#### Try it
Search the entries for the word "data" and pull out each line that has it.
***
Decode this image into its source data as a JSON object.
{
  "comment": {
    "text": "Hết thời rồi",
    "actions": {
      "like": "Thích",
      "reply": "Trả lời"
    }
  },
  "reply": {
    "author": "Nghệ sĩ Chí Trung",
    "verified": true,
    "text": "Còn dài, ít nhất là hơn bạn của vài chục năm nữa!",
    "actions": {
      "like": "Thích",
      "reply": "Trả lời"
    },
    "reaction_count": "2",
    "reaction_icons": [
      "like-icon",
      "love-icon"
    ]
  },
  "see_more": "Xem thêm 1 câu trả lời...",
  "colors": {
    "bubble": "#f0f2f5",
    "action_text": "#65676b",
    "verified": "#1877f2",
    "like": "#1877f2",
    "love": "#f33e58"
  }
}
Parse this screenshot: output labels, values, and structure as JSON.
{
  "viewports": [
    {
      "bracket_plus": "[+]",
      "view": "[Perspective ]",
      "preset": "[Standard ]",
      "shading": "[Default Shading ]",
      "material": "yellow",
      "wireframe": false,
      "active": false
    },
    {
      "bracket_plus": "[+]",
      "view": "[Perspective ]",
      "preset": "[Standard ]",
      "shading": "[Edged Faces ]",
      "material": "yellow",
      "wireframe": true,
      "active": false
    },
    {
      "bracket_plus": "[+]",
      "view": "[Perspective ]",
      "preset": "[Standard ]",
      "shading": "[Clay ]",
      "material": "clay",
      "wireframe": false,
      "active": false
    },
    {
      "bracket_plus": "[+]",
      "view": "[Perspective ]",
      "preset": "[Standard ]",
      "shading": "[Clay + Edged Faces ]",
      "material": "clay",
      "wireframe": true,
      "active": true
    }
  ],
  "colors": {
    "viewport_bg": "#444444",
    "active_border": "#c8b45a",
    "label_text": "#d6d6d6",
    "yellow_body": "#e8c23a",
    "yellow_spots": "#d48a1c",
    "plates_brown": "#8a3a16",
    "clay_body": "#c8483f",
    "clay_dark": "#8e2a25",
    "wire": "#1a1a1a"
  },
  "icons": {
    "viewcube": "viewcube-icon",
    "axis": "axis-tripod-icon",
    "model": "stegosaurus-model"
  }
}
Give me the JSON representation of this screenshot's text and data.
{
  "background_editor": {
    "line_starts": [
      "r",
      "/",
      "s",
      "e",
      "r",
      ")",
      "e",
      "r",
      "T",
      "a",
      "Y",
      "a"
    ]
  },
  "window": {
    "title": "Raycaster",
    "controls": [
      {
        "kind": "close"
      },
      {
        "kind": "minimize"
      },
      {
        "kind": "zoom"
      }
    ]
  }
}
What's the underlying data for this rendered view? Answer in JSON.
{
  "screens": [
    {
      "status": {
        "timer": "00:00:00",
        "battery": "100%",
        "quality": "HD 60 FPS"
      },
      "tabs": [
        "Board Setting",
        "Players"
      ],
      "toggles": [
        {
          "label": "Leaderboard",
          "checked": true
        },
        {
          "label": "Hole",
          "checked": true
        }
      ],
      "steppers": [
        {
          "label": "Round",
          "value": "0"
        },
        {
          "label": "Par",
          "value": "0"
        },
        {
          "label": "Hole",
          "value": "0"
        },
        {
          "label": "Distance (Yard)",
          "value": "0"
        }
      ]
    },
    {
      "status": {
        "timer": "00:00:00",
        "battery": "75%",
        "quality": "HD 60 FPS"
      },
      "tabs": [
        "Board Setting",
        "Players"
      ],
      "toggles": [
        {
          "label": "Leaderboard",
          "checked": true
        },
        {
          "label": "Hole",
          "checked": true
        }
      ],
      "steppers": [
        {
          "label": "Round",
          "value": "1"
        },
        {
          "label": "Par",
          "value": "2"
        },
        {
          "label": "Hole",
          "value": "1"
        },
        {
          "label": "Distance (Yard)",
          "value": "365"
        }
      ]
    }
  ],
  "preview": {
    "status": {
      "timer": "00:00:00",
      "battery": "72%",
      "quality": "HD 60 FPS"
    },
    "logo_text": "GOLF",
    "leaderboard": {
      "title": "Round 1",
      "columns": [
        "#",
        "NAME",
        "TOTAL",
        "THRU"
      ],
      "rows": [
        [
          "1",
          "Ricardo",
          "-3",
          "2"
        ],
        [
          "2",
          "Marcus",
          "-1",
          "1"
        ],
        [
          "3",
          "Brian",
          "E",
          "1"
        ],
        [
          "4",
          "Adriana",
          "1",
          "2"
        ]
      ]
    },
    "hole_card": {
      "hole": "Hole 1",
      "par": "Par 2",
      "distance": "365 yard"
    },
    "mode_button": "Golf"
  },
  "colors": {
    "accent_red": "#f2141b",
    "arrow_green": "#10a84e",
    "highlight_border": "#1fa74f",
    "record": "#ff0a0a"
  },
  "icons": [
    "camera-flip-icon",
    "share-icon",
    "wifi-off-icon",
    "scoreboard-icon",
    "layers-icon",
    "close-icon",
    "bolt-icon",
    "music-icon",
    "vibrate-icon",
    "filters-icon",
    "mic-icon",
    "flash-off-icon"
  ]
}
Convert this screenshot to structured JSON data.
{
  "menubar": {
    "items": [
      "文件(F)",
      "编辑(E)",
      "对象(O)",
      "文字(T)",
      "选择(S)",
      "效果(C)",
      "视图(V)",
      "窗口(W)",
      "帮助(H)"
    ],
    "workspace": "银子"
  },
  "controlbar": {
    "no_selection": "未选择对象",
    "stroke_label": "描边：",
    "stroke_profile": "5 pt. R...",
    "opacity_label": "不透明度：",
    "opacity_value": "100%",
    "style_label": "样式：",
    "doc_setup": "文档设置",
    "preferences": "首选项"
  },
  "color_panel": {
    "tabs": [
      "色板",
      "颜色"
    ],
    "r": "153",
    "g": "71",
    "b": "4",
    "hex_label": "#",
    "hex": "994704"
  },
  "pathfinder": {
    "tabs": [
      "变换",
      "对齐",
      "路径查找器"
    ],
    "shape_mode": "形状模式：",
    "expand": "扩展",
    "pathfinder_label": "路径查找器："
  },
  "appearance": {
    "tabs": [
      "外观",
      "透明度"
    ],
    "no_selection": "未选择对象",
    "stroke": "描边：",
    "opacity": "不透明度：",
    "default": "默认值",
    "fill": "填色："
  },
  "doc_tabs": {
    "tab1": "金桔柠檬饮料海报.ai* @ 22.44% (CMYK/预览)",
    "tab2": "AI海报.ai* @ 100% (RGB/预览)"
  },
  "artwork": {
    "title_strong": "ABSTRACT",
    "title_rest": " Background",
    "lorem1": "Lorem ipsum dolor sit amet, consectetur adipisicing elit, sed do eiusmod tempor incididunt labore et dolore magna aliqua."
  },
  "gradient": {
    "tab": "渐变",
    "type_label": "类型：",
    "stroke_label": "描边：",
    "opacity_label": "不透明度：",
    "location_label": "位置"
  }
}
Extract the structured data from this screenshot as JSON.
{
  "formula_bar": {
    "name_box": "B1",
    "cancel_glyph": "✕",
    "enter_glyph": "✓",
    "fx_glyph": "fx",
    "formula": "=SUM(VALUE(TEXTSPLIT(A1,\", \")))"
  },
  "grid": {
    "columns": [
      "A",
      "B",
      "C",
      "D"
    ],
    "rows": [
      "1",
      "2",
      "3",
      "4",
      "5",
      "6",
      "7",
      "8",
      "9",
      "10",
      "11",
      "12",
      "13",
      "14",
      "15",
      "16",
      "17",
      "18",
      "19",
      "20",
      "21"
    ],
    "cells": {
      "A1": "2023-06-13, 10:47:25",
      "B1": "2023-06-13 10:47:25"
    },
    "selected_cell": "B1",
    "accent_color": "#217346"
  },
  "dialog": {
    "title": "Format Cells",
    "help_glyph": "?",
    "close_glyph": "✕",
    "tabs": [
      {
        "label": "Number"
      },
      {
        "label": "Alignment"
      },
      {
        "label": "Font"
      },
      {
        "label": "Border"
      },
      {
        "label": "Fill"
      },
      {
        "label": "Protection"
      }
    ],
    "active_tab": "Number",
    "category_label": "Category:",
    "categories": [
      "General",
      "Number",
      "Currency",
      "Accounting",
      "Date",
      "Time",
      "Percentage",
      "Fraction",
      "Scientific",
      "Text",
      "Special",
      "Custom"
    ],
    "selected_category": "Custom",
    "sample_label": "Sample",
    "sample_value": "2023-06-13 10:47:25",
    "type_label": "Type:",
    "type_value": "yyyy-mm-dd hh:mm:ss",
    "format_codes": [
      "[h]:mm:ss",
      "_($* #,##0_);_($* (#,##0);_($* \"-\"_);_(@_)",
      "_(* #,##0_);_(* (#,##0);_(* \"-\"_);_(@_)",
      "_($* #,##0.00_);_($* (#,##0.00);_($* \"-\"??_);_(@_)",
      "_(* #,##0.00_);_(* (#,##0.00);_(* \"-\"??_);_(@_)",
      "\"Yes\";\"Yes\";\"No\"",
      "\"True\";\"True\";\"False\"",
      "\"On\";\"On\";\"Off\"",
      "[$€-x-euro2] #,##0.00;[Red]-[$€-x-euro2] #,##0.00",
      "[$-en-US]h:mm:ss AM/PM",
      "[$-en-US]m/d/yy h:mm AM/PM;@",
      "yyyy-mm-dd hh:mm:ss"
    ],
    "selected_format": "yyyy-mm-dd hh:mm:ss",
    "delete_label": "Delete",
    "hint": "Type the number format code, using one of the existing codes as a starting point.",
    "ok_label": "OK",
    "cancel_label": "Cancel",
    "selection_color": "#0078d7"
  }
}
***
#### Solution to this task
Decode this image into its source data as a JSON object.
Give me the JSON representation of this screenshot's text and data.
What's the underlying data for this rendered view? Answer in JSON.
Convert this screenshot to structured JSON data.
Extract the structured data from this screenshot as JSON.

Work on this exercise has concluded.